**EXERCISE**
Please set down all of the data below verbatim.

**RECORDS**
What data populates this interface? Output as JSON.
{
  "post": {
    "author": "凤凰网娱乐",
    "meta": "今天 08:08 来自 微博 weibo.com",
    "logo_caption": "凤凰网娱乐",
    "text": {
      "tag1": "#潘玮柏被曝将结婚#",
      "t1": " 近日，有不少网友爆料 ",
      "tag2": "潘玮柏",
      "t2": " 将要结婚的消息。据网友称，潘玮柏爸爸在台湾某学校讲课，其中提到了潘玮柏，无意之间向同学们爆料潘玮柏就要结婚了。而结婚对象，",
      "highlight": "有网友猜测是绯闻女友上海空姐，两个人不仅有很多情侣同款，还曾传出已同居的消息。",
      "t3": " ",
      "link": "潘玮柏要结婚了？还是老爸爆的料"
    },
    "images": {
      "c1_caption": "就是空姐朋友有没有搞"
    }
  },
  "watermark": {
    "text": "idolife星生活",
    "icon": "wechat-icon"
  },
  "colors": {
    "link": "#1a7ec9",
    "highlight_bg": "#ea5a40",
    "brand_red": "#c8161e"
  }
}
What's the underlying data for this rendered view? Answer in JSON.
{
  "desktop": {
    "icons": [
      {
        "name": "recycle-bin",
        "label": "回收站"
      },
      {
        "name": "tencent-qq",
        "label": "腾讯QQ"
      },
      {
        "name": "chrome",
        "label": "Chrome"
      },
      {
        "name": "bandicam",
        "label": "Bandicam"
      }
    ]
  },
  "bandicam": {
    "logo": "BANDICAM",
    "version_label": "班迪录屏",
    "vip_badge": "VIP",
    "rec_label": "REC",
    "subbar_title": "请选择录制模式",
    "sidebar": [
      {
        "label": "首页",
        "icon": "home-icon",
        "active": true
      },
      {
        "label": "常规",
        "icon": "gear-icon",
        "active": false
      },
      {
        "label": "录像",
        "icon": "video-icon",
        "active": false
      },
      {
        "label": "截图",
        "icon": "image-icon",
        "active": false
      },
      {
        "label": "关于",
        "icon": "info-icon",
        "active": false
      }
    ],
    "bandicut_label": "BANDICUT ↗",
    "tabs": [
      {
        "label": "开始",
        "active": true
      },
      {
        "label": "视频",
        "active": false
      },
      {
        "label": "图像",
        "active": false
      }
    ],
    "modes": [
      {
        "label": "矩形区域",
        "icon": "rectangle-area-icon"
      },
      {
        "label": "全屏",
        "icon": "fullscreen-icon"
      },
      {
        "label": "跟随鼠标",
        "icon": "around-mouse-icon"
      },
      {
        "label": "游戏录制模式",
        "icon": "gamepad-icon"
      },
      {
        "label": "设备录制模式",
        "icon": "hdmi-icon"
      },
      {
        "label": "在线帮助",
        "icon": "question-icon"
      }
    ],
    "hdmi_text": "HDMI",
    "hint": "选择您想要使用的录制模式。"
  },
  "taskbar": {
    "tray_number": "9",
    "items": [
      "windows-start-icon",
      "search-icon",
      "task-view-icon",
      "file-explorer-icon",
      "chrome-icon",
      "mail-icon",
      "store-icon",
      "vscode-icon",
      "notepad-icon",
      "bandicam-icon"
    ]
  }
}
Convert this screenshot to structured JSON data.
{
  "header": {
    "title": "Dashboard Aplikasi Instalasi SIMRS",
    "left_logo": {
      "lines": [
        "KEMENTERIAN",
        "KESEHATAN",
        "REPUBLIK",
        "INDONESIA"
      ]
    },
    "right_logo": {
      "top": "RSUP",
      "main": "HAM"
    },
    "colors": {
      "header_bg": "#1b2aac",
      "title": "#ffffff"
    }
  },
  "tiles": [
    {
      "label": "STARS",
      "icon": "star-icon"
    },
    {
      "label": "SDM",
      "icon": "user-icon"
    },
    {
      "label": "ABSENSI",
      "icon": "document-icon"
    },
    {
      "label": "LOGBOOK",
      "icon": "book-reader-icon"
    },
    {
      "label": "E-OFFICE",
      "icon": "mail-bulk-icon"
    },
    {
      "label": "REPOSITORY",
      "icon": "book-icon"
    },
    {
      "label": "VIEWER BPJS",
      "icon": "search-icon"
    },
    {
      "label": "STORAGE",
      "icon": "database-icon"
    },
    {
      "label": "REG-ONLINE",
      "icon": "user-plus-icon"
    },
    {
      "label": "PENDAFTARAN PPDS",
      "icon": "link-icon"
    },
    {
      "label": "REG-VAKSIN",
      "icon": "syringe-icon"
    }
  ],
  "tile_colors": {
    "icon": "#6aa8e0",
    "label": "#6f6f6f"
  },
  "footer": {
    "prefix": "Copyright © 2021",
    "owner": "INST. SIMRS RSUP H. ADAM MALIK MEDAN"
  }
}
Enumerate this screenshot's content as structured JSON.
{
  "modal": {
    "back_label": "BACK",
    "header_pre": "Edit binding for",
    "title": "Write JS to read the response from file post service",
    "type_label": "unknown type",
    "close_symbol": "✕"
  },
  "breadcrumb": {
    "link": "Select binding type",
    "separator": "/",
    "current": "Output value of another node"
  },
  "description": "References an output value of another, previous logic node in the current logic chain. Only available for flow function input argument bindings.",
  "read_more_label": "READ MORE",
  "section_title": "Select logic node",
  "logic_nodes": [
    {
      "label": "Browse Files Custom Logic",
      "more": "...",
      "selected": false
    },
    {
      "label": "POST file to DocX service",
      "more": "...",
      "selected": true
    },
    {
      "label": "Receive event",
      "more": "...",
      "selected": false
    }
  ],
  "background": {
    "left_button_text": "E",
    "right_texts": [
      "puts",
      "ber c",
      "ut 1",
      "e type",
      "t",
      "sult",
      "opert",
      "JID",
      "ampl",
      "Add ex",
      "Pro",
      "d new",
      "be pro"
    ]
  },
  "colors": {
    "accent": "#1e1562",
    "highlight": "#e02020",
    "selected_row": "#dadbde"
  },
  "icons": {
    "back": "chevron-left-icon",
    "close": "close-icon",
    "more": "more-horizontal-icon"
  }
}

**RESPONSE TO THE TASK**
What data populates this interface? Output as JSON.
{
  "post": {
    "author": "凤凰网娱乐",
    "meta": "今天 08:08 来自 微博 weibo.com",
    "logo_caption": "凤凰网娱乐",
    "text": {
      "tag1": "#潘玮柏被曝将结婚#",
      "t1": " 近日，有不少网友爆料 ",
      "tag2": "潘玮柏",
      "t2": " 将要结婚的消息。据网友称，潘玮柏爸爸在台湾某学校讲课，其中提到了潘玮柏，无意之间向同学们爆料潘玮柏就要结婚了。而结婚对象，",
      "highlight": "有网友猜测是绯闻女友上海空姐，两个人不仅有很多情侣同款，还曾传出已同居的消息。",
      "t3": " ",
      "link": "潘玮柏要结婚了？还是老爸爆的料"
    },
    "images": {
      "c1_caption": "就是空姐朋友有没有搞"
    }
  },
  "watermark": {
    "text": "idolife星生活",
    "icon": "wechat-icon"
  },
  "colors": {
    "link": "#1a7ec9",
    "highlight_bg": "#ea5a40",
    "brand_red": "#c8161e"
  }
}
What's the underlying data for this rendered view? Answer in JSON.
{
  "desktop": {
    "icons": [
      {
        "name": "recycle-bin",
        "label": "回收站"
      },
      {
        "name": "tencent-qq",
        "label": "腾讯QQ"
      },
      {
        "name": "chrome",
        "label": "Chrome"
      },
      {
        "name": "bandicam",
        "label": "Bandicam"
      }
    ]
  },
  "bandicam": {
    "logo": "BANDICAM",
    "version_label": "班迪录屏",
    "vip_badge": "VIP",
    "rec_label": "REC",
    "subbar_title": "请选择录制模式",
    "sidebar": [
      {
        "label": "首页",
        "icon": "home-icon",
        "active": true
      },
      {
        "label": "常规",
        "icon": "gear-icon",
        "active": false
      },
      {
        "label": "录像",
        "icon": "video-icon",
        "active": false
      },
      {
        "label": "截图",
        "icon": "image-icon",
        "active": false
      },
      {
        "label": "关于",
        "icon": "info-icon",
        "active": false
      }
    ],
    "bandicut_label": "BANDICUT ↗",
    "tabs": [
      {
        "label": "开始",
        "active": true
      },
      {
        "label": "视频",
        "active": false
      },
      {
        "label": "图像",
        "active": false
      }
    ],
    "modes": [
      {
        "label": "矩形区域",
        "icon": "rectangle-area-icon"
      },
      {
        "label": "全屏",
        "icon": "fullscreen-icon"
      },
      {
        "label": "跟随鼠标",
        "icon": "around-mouse-icon"
      },
      {
        "label": "游戏录制模式",
        "icon": "gamepad-icon"
      },
      {
        "label": "设备录制模式",
        "icon": "hdmi-icon"
      },
      {
        "label": "在线帮助",
        "icon": "question-icon"
      }
    ],
    "hdmi_text": "HDMI",
    "hint": "选择您想要使用的录制模式。"
  },
  "taskbar": {
    "tray_number": "9",
    "items": [
      "windows-start-icon",
      "search-icon",
      "task-view-icon",
      "file-explorer-icon",
      "chrome-icon",
      "mail-icon",
      "store-icon",
      "vscode-icon",
      "notepad-icon",
      "bandicam-icon"
    ]
  }
}
Convert this screenshot to structured JSON data.
{
  "header": {
    "title": "Dashboard Aplikasi Instalasi SIMRS",
    "left_logo": {
      "lines": [
        "KEMENTERIAN",
        "KESEHATAN",
        "REPUBLIK",
        "INDONESIA"
      ]
    },
    "right_logo": {
      "top": "RSUP",
      "main": "HAM"
    },
    "colors": {
      "header_bg": "#1b2aac",
      "title": "#ffffff"
    }
  },
  "tiles": [
    {
      "label": "STARS",
      "icon": "star-icon"
    },
    {
      "label": "SDM",
      "icon": "user-icon"
    },
    {
      "label": "ABSENSI",
      "icon": "document-icon"
    },
    {
      "label": "LOGBOOK",
      "icon": "book-reader-icon"
    },
    {
      "label": "E-OFFICE",
      "icon": "mail-bulk-icon"
    },
    {
      "label": "REPOSITORY",
      "icon": "book-icon"
    },
    {
      "label": "VIEWER BPJS",
      "icon": "search-icon"
    },
    {
      "label": "STORAGE",
      "icon": "database-icon"
    },
    {
      "label": "REG-ONLINE",
      "icon": "user-plus-icon"
    },
    {
      "label": "PENDAFTARAN PPDS",
      "icon": "link-icon"
    },
    {
      "label": "REG-VAKSIN",
      "icon": "syringe-icon"
    }
  ],
  "tile_colors": {
    "icon": "#6aa8e0",
    "label": "#6f6f6f"
  },
  "footer": {
    "prefix": "Copyright © 2021",
    "owner": "INST. SIMRS RSUP H. ADAM MALIK MEDAN"
  }
}
Enumerate this screenshot's content as structured JSON.
{
  "modal": {
    "back_label": "BACK",
    "header_pre": "Edit binding for",
    "title": "Write JS to read the response from file post service",
    "type_label": "unknown type",
    "close_symbol": "✕"
  },
  "breadcrumb": {
    "link": "Select binding type",
    "separator": "/",
    "current": "Output value of another node"
  },
  "description": "References an output value of another, previous logic node in the current logic chain. Only available for flow function input argument bindings.",
  "read_more_label": "READ MORE",
  "section_title": "Select logic node",
  "logic_nodes": [
    {
      "label": "Browse Files Custom Logic",
      "more": "...",
      "selected": false
    },
    {
      "label": "POST file to DocX service",
      "more": "...",
      "selected": true
    },
    {
      "label": "Receive event",
      "more": "...",
      "selected": false
    }
  ],
  "background": {
    "left_button_text": "E",
    "right_texts": [
      "puts",
      "ber c",
      "ut 1",
      "e type",
      "t",
      "sult",
      "opert",
      "JID",
      "ampl",
      "Add ex",
      "Pro",
      "d new",
      "be pro"
    ]
  },
  "colors": {
    "accent": "#1e1562",
    "highlight": "#e02020",
    "selected_row": "#dadbde"
  },
  "icons": {
    "back": "chevron-left-icon",
    "close": "close-icon",
    "more": "more-horizontal-icon"
  }
}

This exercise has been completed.